• Material for this task:
:::::

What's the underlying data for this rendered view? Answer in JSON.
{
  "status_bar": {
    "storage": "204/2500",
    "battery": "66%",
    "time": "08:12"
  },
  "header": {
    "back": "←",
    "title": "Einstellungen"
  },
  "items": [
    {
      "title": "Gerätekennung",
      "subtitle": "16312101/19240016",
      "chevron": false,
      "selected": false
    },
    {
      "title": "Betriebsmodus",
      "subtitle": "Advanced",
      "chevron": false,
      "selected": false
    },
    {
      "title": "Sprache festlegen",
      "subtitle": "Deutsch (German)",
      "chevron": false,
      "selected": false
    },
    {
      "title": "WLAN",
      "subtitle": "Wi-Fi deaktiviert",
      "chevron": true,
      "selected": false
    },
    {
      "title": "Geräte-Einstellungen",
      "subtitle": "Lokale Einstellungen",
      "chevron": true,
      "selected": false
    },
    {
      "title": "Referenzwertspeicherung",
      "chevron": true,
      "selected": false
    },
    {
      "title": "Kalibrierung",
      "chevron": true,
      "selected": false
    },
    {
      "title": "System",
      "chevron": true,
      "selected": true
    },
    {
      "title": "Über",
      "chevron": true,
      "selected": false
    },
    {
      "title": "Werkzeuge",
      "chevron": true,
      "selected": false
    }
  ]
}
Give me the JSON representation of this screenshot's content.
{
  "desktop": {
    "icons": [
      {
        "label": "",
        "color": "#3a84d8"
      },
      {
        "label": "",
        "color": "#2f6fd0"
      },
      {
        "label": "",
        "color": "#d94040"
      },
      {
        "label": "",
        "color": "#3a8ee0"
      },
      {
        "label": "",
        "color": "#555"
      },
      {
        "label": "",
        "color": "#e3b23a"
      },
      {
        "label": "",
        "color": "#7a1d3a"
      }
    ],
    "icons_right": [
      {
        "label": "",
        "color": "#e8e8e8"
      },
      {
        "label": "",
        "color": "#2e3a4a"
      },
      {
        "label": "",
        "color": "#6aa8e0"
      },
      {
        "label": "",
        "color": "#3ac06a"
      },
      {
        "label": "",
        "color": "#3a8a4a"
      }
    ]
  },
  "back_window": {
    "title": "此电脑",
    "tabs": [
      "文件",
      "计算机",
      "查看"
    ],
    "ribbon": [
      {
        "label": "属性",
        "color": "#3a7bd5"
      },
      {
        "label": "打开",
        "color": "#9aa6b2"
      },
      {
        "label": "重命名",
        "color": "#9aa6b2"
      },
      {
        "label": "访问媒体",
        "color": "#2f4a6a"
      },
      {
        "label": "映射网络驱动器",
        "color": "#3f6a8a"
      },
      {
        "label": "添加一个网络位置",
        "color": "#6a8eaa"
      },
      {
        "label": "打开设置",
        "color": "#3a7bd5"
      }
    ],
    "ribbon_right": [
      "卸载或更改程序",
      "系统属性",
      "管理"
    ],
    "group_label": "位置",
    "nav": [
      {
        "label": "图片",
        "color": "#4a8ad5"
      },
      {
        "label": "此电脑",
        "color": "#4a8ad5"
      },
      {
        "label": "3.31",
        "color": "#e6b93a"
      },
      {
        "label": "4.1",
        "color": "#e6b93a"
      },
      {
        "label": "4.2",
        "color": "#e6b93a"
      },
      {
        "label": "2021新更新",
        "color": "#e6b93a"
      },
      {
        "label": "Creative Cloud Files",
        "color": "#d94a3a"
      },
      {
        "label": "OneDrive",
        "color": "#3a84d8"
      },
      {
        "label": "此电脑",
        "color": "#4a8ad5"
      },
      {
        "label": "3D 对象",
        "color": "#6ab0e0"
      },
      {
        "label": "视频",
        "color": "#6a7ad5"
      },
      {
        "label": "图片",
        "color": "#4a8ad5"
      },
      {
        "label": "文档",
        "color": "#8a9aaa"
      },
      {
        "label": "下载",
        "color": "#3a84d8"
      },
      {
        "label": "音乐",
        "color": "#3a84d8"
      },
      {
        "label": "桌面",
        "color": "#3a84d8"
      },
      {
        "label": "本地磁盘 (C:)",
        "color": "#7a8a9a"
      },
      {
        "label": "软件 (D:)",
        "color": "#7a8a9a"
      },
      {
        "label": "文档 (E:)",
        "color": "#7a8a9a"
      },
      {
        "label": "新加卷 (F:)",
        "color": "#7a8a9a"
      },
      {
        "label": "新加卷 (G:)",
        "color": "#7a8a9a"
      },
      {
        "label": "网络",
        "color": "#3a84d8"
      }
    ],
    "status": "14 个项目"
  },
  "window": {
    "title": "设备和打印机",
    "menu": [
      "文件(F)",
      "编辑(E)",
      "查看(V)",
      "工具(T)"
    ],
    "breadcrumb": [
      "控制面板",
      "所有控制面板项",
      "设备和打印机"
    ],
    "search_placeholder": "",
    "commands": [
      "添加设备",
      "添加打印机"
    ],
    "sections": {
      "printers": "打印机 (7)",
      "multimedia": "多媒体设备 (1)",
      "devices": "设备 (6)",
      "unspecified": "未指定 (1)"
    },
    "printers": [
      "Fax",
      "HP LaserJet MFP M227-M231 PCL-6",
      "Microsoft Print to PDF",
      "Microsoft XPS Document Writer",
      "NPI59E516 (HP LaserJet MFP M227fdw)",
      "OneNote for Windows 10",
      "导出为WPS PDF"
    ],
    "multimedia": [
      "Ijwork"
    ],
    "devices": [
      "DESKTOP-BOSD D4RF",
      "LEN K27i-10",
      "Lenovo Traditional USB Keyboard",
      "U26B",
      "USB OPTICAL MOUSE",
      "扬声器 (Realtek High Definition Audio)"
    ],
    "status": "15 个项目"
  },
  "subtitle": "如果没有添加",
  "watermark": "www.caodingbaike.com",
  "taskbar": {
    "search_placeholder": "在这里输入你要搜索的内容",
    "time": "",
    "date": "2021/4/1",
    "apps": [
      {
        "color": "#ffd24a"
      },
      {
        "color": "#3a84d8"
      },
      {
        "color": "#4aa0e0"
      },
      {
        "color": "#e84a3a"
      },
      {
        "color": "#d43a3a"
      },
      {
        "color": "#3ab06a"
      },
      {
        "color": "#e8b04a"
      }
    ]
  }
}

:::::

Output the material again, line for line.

• Task solution:
What's the underlying data for this rendered view? Answer in JSON.
{
  "status_bar": {
    "storage": "204/2500",
    "battery": "66%",
    "time": "08:12"
  },
  "header": {
    "back": "←",
    "title": "Einstellungen"
  },
  "items": [
    {
      "title": "Gerätekennung",
      "subtitle": "16312101/19240016",
      "chevron": false,
      "selected": false
    },
    {
      "title": "Betriebsmodus",
      "subtitle": "Advanced",
      "chevron": false,
      "selected": false
    },
    {
      "title": "Sprache festlegen",
      "subtitle": "Deutsch (German)",
      "chevron": false,
      "selected": false
    },
    {
      "title": "WLAN",
      "subtitle": "Wi-Fi deaktiviert",
      "chevron": true,
      "selected": false
    },
    {
      "title": "Geräte-Einstellungen",
      "subtitle": "Lokale Einstellungen",
      "chevron": true,
      "selected": false
    },
    {
      "title": "Referenzwertspeicherung",
      "chevron": true,
      "selected": false
    },
    {
      "title": "Kalibrierung",
      "chevron": true,
      "selected": false
    },
    {
      "title": "System",
      "chevron": true,
      "selected": true
    },
    {
      "title": "Über",
      "chevron": true,
      "selected": false
    },
    {
      "title": "Werkzeuge",
      "chevron": true,
      "selected": false
    }
  ]
}
Give me the JSON representation of this screenshot's content.
{
  "desktop": {
    "icons": [
      {
        "label": "",
        "color": "#3a84d8"
      },
      {
        "label": "",
        "color": "#2f6fd0"
      },
      {
        "label": "",
        "color": "#d94040"
      },
      {
        "label": "",
        "color": "#3a8ee0"
      },
      {
        "label": "",
        "color": "#555"
      },
      {
        "label": "",
        "color": "#e3b23a"
      },
      {
        "label": "",
        "color": "#7a1d3a"
      }
    ],
    "icons_right": [
      {
        "label": "",
        "color": "#e8e8e8"
      },
      {
        "label": "",
        "color": "#2e3a4a"
      },
      {
        "label": "",
        "color": "#6aa8e0"
      },
      {
        "label": "",
        "color": "#3ac06a"
      },
      {
        "label": "",
        "color": "#3a8a4a"
      }
    ]
  },
  "back_window": {
    "title": "此电脑",
    "tabs": [
      "文件",
      "计算机",
      "查看"
    ],
    "ribbon": [
      {
        "label": "属性",
        "color": "#3a7bd5"
      },
      {
        "label": "打开",
        "color": "#9aa6b2"
      },
      {
        "label": "重命名",
        "color": "#9aa6b2"
      },
      {
        "label": "访问媒体",
        "color": "#2f4a6a"
      },
      {
        "label": "映射网络驱动器",
        "color": "#3f6a8a"
      },
      {
        "label": "添加一个网络位置",
        "color": "#6a8eaa"
      },
      {
        "label": "打开设置",
        "color": "#3a7bd5"
      }
    ],
    "ribbon_right": [
      "卸载或更改程序",
      "系统属性",
      "管理"
    ],
    "group_label": "位置",
    "nav": [
      {
        "label": "图片",
        "color": "#4a8ad5"
      },
      {
        "label": "此电脑",
        "color": "#4a8ad5"
      },
      {
        "label": "3.31",
        "color": "#e6b93a"
      },
      {
        "label": "4.1",
        "color": "#e6b93a"
      },
      {
        "label": "4.2",
        "color": "#e6b93a"
      },
      {
        "label": "2021新更新",
        "color": "#e6b93a"
      },
      {
        "label": "Creative Cloud Files",
        "color": "#d94a3a"
      },
      {
        "label": "OneDrive",
        "color": "#3a84d8"
      },
      {
        "label": "此电脑",
        "color": "#4a8ad5"
      },
      {
        "label": "3D 对象",
        "color": "#6ab0e0"
      },
      {
        "label": "视频",
        "color": "#6a7ad5"
      },
      {
        "label": "图片",
        "color": "#4a8ad5"
      },
      {
        "label": "文档",
        "color": "#8a9aaa"
      },
      {
        "label": "下载",
        "color": "#3a84d8"
      },
      {
        "label": "音乐",
        "color": "#3a84d8"
      },
      {
        "label": "桌面",
        "color": "#3a84d8"
      },
      {
        "label": "本地磁盘 (C:)",
        "color": "#7a8a9a"
      },
      {
        "label": "软件 (D:)",
        "color": "#7a8a9a"
      },
      {
        "label": "文档 (E:)",
        "color": "#7a8a9a"
      },
      {
        "label": "新加卷 (F:)",
        "color": "#7a8a9a"
      },
      {
        "label": "新加卷 (G:)",
        "color": "#7a8a9a"
      },
      {
        "label": "网络",
        "color": "#3a84d8"
      }
    ],
    "status": "14 个项目"
  },
  "window": {
    "title": "设备和打印机",
    "menu": [
      "文件(F)",
      "编辑(E)",
      "查看(V)",
      "工具(T)"
    ],
    "breadcrumb": [
      "控制面板",
      "所有控制面板项",
      "设备和打印机"
    ],
    "search_placeholder": "",
    "commands": [
      "添加设备",
      "添加打印机"
    ],
    "sections": {
      "printers": "打印机 (7)",
      "multimedia": "多媒体设备 (1)",
      "devices": "设备 (6)",
      "unspecified": "未指定 (1)"
    },
    "printers": [
      "Fax",
      "HP LaserJet MFP M227-M231 PCL-6",
      "Microsoft Print to PDF",
      "Microsoft XPS Document Writer",
      "NPI59E516 (HP LaserJet MFP M227fdw)",
      "OneNote for Windows 10",
      "导出为WPS PDF"
    ],
    "multimedia": [
      "Ijwork"
    ],
    "devices": [
      "DESKTOP-BOSD D4RF",
      "LEN K27i-10",
      "Lenovo Traditional USB Keyboard",
      "U26B",
      "USB OPTICAL MOUSE",
      "扬声器 (Realtek High Definition Audio)"
    ],
    "status": "15 个项目"
  },
  "subtitle": "如果没有添加",
  "watermark": "www.caodingbaike.com",
  "taskbar": {
    "search_placeholder": "在这里输入你要搜索的内容",
    "time": "",
    "date": "2021/4/1",
    "apps": [
      {
        "color": "#ffd24a"
      },
      {
        "color": "#3a84d8"
      },
      {
        "color": "#4aa0e0"
      },
      {
        "color": "#e84a3a"
      },
      {
        "color": "#d43a3a"
      },
      {
        "color": "#3ab06a"
      },
      {
        "color": "#e8b04a"
      }
    ]
  }
}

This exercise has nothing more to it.